Cost of a Paid Newsletter using WordPress
WordPress gives you the freedom to choose your own email platform, website hosting, plugins and tools. This gives you control over the costs and you can choose how much you are willing to spend on your paid newsletter subscription.
You can get website hosting with a free domain name via Bluehost for just $2.75 per month.
Pricing for email platforms varies. For instance, Constant Contact plans start from $20 per month and the pricing varies based on the number of contacts.
Similarly, you can start for free with Sendinblue which allows you to send up to 300 emails per day. After that, you can upgrade to their lite plan which allows you to send up to 10,000 emails per day for $25.
Apart from email marketing, you will need MemberPress to sell subscriptions which costs $179 for their basic plan.
You can use Stripe, PayPal, Authorize.net as your payment gateway. These payment gateways will have their own fees.
In the long run, WordPress gives you more freedom to cut down costs and increase your profits.
Integrations Available to Grow Subscribers
In order to promote your paid newsletter, you’ll want to use third-party tools to grow your business. Let’s see how Substack vs WordPress perform in this category.
Substack is an all-inclusive platform with limited to no integrations.
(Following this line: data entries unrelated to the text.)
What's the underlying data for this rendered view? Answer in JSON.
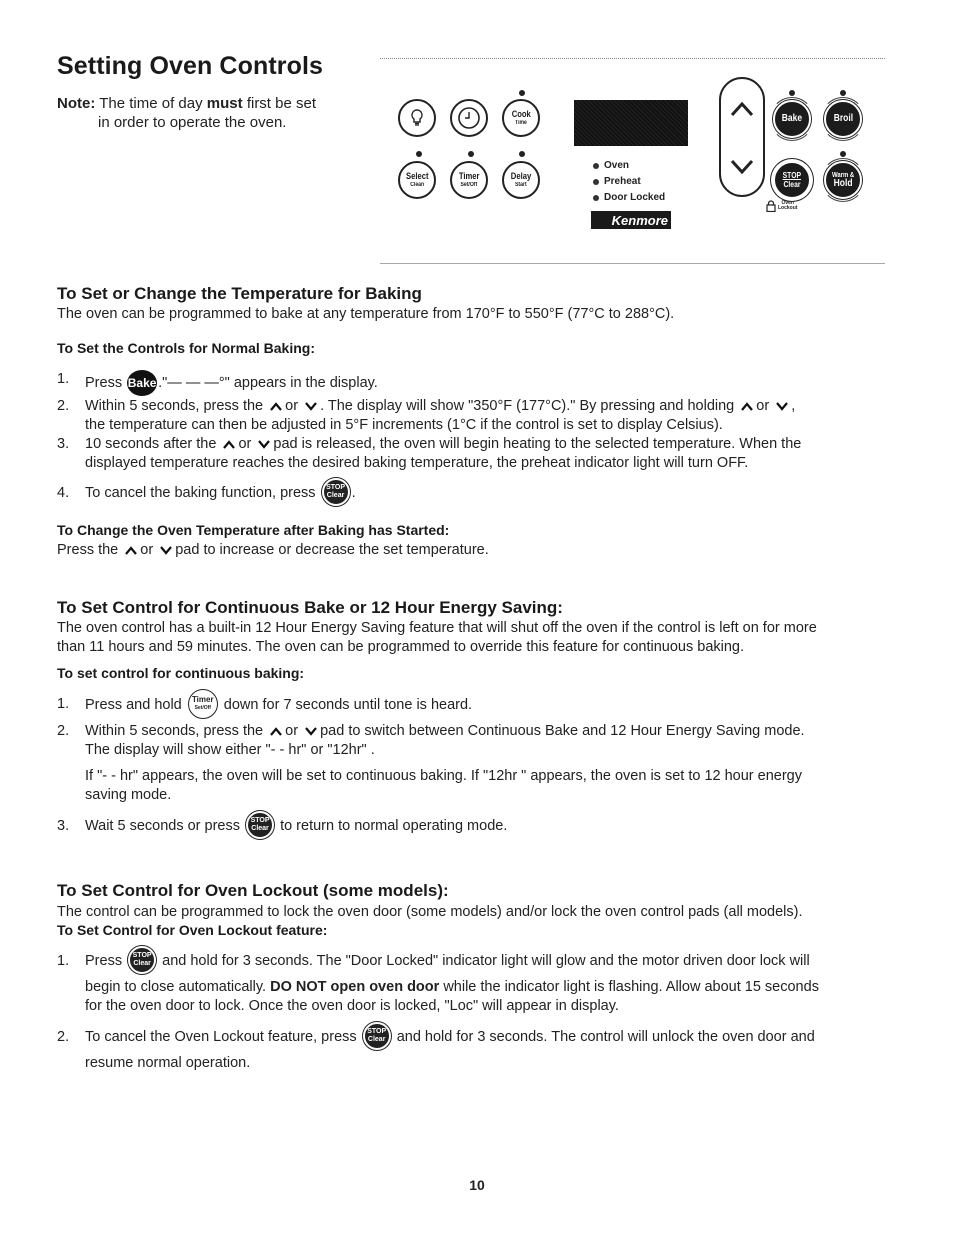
{
  "header": {
    "title": "Setting Oven Controls",
    "note_label": "Note:",
    "note_pre": "The time of day",
    "note_bold": "must",
    "note_post": "first be set",
    "note_line2": "in order to operate the oven."
  },
  "panel": {
    "pads": {
      "light": {
        "icon": "lightbulb-icon"
      },
      "clock": {
        "icon": "clock-icon"
      },
      "cook_time": {
        "line1": "Cook",
        "line2": "Time"
      },
      "select_clean": {
        "line1": "Select",
        "line2": "Clean"
      },
      "timer": {
        "line1": "Timer",
        "line2": "Set/Off"
      },
      "delay": {
        "line1": "Delay",
        "line2": "Start"
      },
      "bake": {
        "line1": "Bake"
      },
      "broil": {
        "line1": "Broil"
      },
      "stop": {
        "line1": "STOP",
        "line2": "Clear"
      },
      "warm": {
        "line1": "Warm &",
        "line2": "Hold"
      }
    },
    "indicators": [
      "Oven",
      "Preheat",
      "Door Locked"
    ],
    "brand": "Kenmore",
    "lockout_label_1": "Oven",
    "lockout_label_2": "Lockout"
  },
  "icons": {
    "bake": "Bake",
    "stop_1": "STOP",
    "stop_2": "Clear",
    "timer_1": "Timer",
    "timer_2": "Set/Off"
  },
  "sections": {
    "temp": {
      "heading": "To Set or Change the Temperature for Baking",
      "intro": "The oven can be programmed to bake at any temperature from 170°F to 550°F (77°C to 288°C).",
      "subheading": "To Set the Controls for Normal Baking:",
      "steps": [
        {
          "num": "1.",
          "pre": "Press",
          "post": ".\"— — —°\" appears in the display."
        },
        {
          "num": "2.",
          "a": "Within 5 seconds, press the",
          "b": "or",
          "c": ".  The display will show \"350°F (177°C).\" By pressing and holding",
          "d": "or",
          "e": ",",
          "line2": "the temperature can then be adjusted in 5°F increments (1°C if the control is set to display Celsius)."
        },
        {
          "num": "3.",
          "a": "10 seconds after the",
          "b": "or",
          "c": "pad is released, the oven will begin heating to the selected temperature. When the",
          "line2": "displayed temperature reaches the desired baking temperature, the preheat indicator light will turn OFF."
        },
        {
          "num": "4.",
          "pre": "To cancel the baking function, press",
          "post": "."
        }
      ],
      "change_heading": "To Change the Oven Temperature after Baking has Started:",
      "change_a": "Press the",
      "change_b": "or",
      "change_c": "pad to increase or decrease the set temperature."
    },
    "continuous": {
      "heading": "To Set Control for Continuous Bake or 12 Hour Energy Saving:",
      "intro_1": "The oven control has a built-in 12 Hour Energy Saving feature that will shut off the oven if the control is left on for more",
      "intro_2": "than 11 hours and 59 minutes. The oven can be programmed to override this feature for continuous baking.",
      "subheading": "To set control for continuous baking:",
      "step1": {
        "num": "1.",
        "pre": "Press and hold",
        "post": "down for 7 seconds until tone is heard."
      },
      "step2": {
        "num": "2.",
        "a": "Within 5 seconds, press the",
        "b": "or",
        "c": "pad to switch between Continuous Bake and 12 Hour Energy Saving mode.",
        "line2": "The display will show either \"- - hr\" or \"12hr\" ."
      },
      "step2_note_1": "If \"- - hr\" appears, the oven will be set to continuous baking. If \"12hr \" appears, the oven is set to 12 hour energy",
      "step2_note_2": "saving mode.",
      "step3": {
        "num": "3.",
        "pre": "Wait 5 seconds or press",
        "post": "to return to normal operating mode."
      }
    },
    "lockout": {
      "heading": "To Set Control for Oven Lockout (some models):",
      "intro": "The control can be programmed to lock the oven door (some models) and/or lock the oven control pads (all models).",
      "subheading": "To Set Control for Oven Lockout feature:",
      "step1": {
        "num": "1.",
        "pre": "Press",
        "post": "and hold for 3 seconds. The \"Door Locked\" indicator light will glow and the motor driven door lock will",
        "line2_pre": "begin to close automatically.",
        "line2_bold": "DO NOT open oven door",
        "line2_post": "while the indicator light is flashing. Allow about 15 seconds",
        "line3": "for the oven door to lock. Once the oven door is locked, \"Loc\" will appear in display."
      },
      "step2": {
        "num": "2.",
        "pre": "To cancel the Oven Lockout feature, press",
        "post": "and hold for 3 seconds. The control will unlock the oven door and",
        "line2": "resume normal operation."
      }
    }
  },
  "footer": {
    "page_number": "10"
  }
}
It comes with limited SEO features built-in the platform. You can connect your own custom domain name, Google Analytics tracking ID, and social media profiles from the settings page.
To grow your subscribers, you will need to promote your Substack on social media platforms. This makes it a bit tricky for new writers to start earning right away.
Limited integrations also limit your potential to access other tools that may help you convert more visitors into paying subscribers.
WordPress is an open-source platform with thousands of third-party integrations available. This allows you to easily get more subscribers for your paid newsletter.
With more than 59,000+ free plugins and thousands more paid integrations, WordPress gives you the freedom to use any tool you like to grow your business.
Following are some of the popular integrations and add-ons that will help you grow your paid newsletter.
For the Full Article –
Please Continue Reading Here: Substack vs WordPress: Which One is Better? (Pros and Cons)
Some helpful information and links can be found on this full article.
source – WPBeginner.com